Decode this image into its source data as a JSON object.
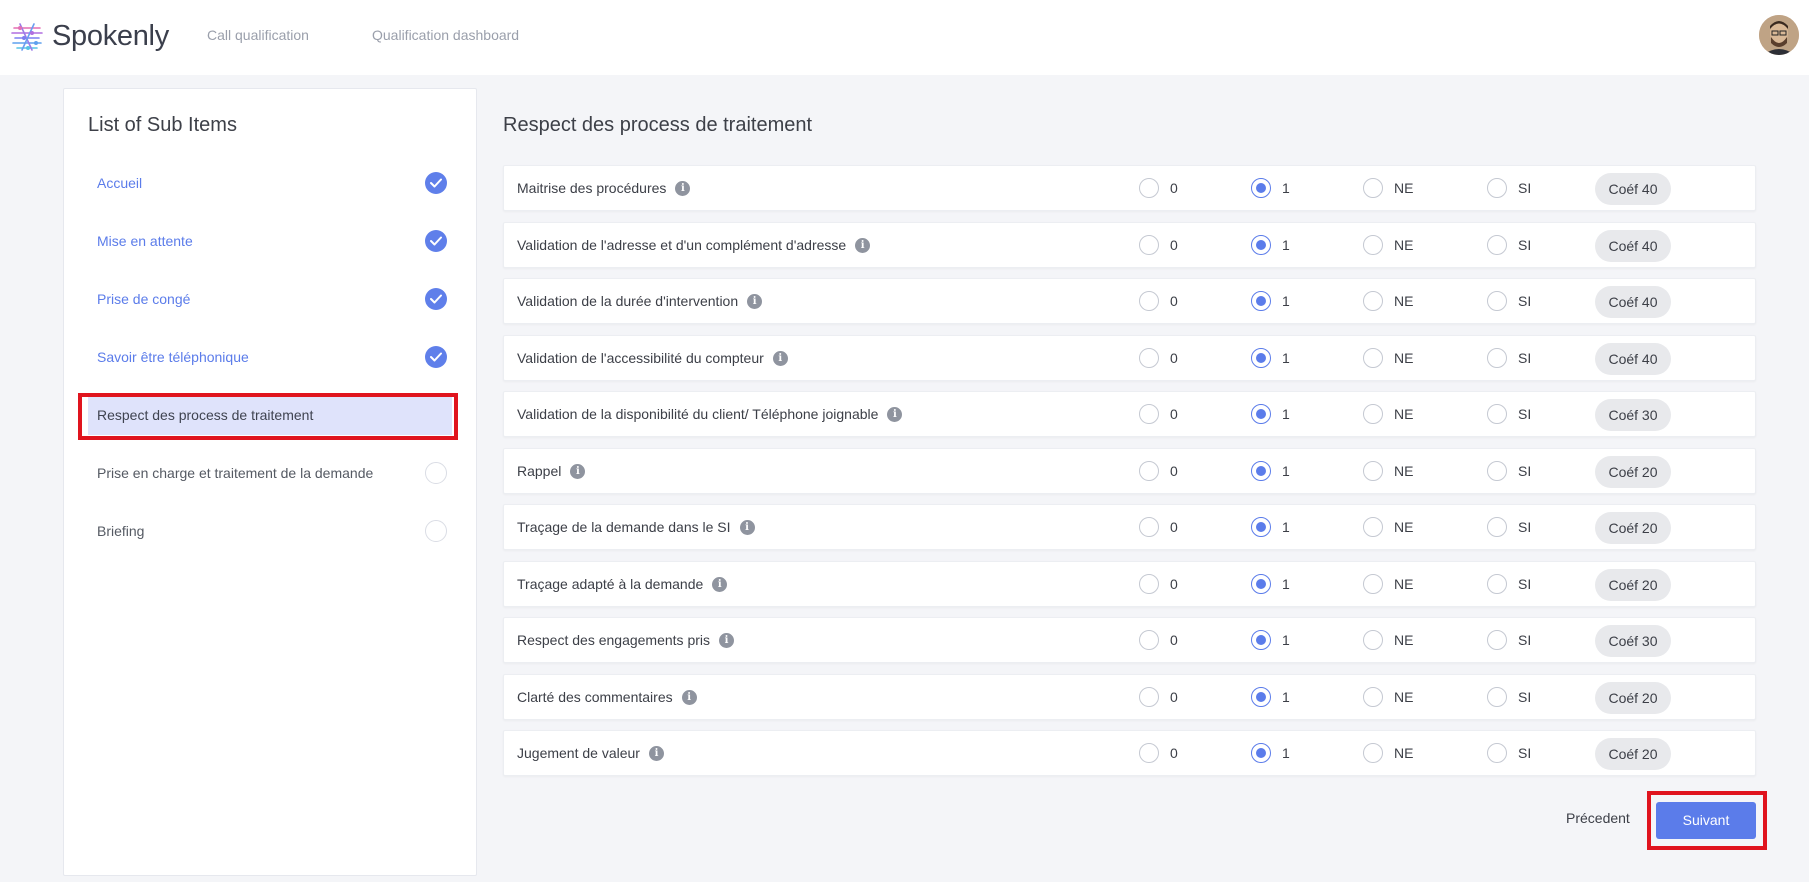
{
  "app": {
    "name": "Spokenly"
  },
  "nav": {
    "items": [
      {
        "label": "Call qualification"
      },
      {
        "label": "Qualification dashboard"
      }
    ]
  },
  "sidebar": {
    "title": "List of Sub Items",
    "items": [
      {
        "label": "Accueil",
        "status": "done"
      },
      {
        "label": "Mise en attente",
        "status": "done"
      },
      {
        "label": "Prise de congé",
        "status": "done"
      },
      {
        "label": "Savoir être téléphonique",
        "status": "done"
      },
      {
        "label": "Respect des process de traitement",
        "status": "active"
      },
      {
        "label": "Prise en charge et traitement de la demande",
        "status": "pending"
      },
      {
        "label": "Briefing",
        "status": "pending"
      }
    ]
  },
  "main": {
    "title": "Respect des process de traitement",
    "options": [
      "0",
      "1",
      "NE",
      "SI"
    ],
    "criteria": [
      {
        "label": "Maitrise des procédures",
        "selected": "1",
        "coef": "Coéf 40"
      },
      {
        "label": "Validation de l'adresse et d'un complément d'adresse",
        "selected": "1",
        "coef": "Coéf 40"
      },
      {
        "label": "Validation de la durée d'intervention",
        "selected": "1",
        "coef": "Coéf 40"
      },
      {
        "label": "Validation de l'accessibilité du compteur",
        "selected": "1",
        "coef": "Coéf 40"
      },
      {
        "label": "Validation de la disponibilité du client/ Téléphone joignable",
        "selected": "1",
        "coef": "Coéf 30"
      },
      {
        "label": "Rappel",
        "selected": "1",
        "coef": "Coéf 20"
      },
      {
        "label": "Traçage de la demande dans le SI",
        "selected": "1",
        "coef": "Coéf 20"
      },
      {
        "label": "Traçage adapté à la demande",
        "selected": "1",
        "coef": "Coéf 20"
      },
      {
        "label": "Respect des engagements pris",
        "selected": "1",
        "coef": "Coéf 30"
      },
      {
        "label": "Clarté des commentaires",
        "selected": "1",
        "coef": "Coéf 20"
      },
      {
        "label": "Jugement de valeur",
        "selected": "1",
        "coef": "Coéf 20"
      }
    ]
  },
  "footer": {
    "prev_label": "Précedent",
    "next_label": "Suivant"
  },
  "colors": {
    "accent": "#5b7cea",
    "active_item_bg": "#dfe3fb",
    "highlight": "#e0141e"
  }
}
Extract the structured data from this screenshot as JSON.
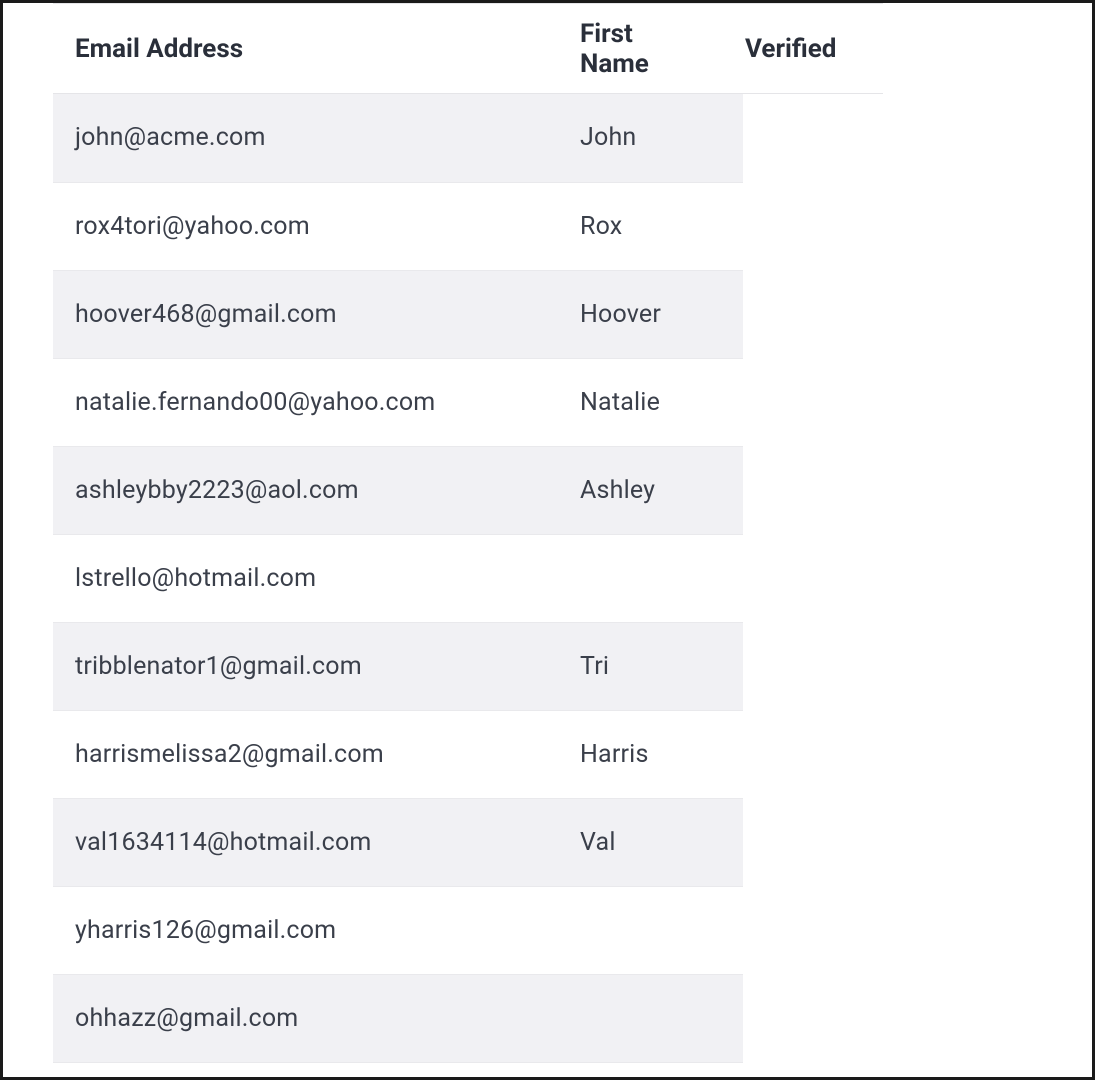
{
  "table": {
    "columns": {
      "email": "Email Address",
      "first_name": "First Name",
      "verified": "Verified"
    },
    "rows": [
      {
        "email": "john@acme.com",
        "first_name": "John"
      },
      {
        "email": "rox4tori@yahoo.com",
        "first_name": "Rox"
      },
      {
        "email": "hoover468@gmail.com",
        "first_name": "Hoover"
      },
      {
        "email": "natalie.fernando00@yahoo.com",
        "first_name": "Natalie"
      },
      {
        "email": "ashleybby2223@aol.com",
        "first_name": "Ashley"
      },
      {
        "email": "lstrello@hotmail.com",
        "first_name": ""
      },
      {
        "email": "tribblenator1@gmail.com",
        "first_name": "Tri"
      },
      {
        "email": "harrismelissa2@gmail.com",
        "first_name": "Harris"
      },
      {
        "email": "val1634114@hotmail.com",
        "first_name": "Val"
      },
      {
        "email": "yharris126@gmail.com",
        "first_name": ""
      },
      {
        "email": "ohhazz@gmail.com",
        "first_name": ""
      }
    ]
  }
}
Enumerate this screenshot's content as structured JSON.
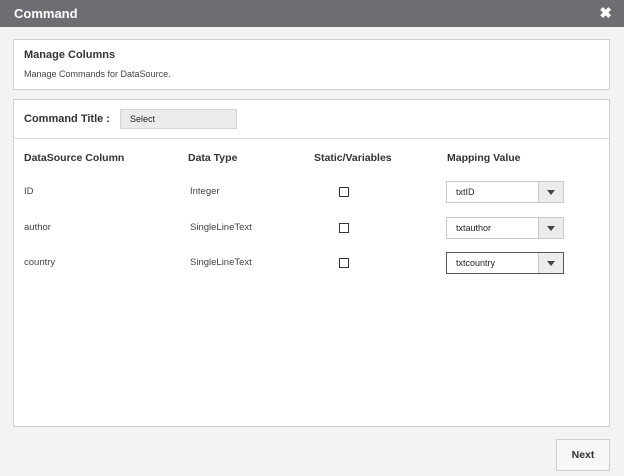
{
  "window": {
    "title": "Command",
    "close_glyph": "✖",
    "close_icon": "close-icon"
  },
  "header": {
    "title": "Manage Columns",
    "subtitle": "Manage Commands for DataSource."
  },
  "command": {
    "label": "Command Title :",
    "selected": "Select"
  },
  "table": {
    "headers": [
      "DataSource Column",
      "Data Type",
      "Static/Variables",
      "Mapping Value"
    ],
    "rows": [
      {
        "column": "ID",
        "type": "Integer",
        "static": false,
        "mapping": "txtID"
      },
      {
        "column": "author",
        "type": "SingleLineText",
        "static": false,
        "mapping": "txtauthor"
      },
      {
        "column": "country",
        "type": "SingleLineText",
        "static": false,
        "mapping": "txtcountry"
      }
    ]
  },
  "footer": {
    "next_label": "Next"
  },
  "colors": {
    "titlebar": "#6d6e71",
    "background": "#f3f3f3"
  }
}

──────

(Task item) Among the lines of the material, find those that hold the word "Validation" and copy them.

(Response area)
        "label": "Validation de l'adresse et d'un complément d'adresse",
        "label": "Validation de la durée d'intervention",
        "label": "Validation de l'accessibilité du compteur",
        "label": "Validation de la disponibilité du client/ Téléphone joignable",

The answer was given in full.